### Data records:
....

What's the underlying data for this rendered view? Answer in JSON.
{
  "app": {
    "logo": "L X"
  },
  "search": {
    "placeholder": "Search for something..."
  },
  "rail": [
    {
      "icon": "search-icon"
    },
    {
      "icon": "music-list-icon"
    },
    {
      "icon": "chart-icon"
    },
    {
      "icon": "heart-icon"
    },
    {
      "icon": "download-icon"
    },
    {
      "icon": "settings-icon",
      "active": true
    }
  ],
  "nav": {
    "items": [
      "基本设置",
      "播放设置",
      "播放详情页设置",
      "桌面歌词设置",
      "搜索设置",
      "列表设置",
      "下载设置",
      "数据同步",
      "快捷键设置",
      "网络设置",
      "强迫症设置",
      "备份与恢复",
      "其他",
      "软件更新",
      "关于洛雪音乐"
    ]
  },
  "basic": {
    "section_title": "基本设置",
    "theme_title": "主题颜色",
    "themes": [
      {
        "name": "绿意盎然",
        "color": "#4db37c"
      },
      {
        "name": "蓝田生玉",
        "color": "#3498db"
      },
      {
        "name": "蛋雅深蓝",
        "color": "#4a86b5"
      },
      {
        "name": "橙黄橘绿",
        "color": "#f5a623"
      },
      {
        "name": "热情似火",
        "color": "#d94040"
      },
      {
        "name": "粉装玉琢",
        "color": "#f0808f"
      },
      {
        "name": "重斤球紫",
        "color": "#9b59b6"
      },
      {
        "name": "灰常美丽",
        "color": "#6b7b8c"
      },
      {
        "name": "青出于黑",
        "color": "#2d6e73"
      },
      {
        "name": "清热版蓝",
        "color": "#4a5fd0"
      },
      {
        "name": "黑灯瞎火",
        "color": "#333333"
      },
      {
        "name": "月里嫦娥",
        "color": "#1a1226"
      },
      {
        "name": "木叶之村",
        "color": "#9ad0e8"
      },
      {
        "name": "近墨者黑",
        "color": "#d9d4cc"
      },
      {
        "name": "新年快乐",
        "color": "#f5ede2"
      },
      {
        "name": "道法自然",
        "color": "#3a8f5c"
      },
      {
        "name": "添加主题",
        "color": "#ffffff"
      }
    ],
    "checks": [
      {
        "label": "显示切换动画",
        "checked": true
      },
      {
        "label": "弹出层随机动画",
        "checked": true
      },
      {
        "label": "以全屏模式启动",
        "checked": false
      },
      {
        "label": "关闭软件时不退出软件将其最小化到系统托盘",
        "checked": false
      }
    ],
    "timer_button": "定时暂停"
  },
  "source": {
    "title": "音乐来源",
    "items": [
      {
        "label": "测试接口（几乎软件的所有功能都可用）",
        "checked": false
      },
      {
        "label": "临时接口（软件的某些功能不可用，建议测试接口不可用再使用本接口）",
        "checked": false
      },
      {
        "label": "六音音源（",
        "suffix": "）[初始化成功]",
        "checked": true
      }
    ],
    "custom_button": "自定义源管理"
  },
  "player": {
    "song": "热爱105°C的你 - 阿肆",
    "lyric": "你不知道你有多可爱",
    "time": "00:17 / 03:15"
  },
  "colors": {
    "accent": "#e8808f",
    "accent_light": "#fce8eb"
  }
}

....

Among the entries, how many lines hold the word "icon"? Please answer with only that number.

6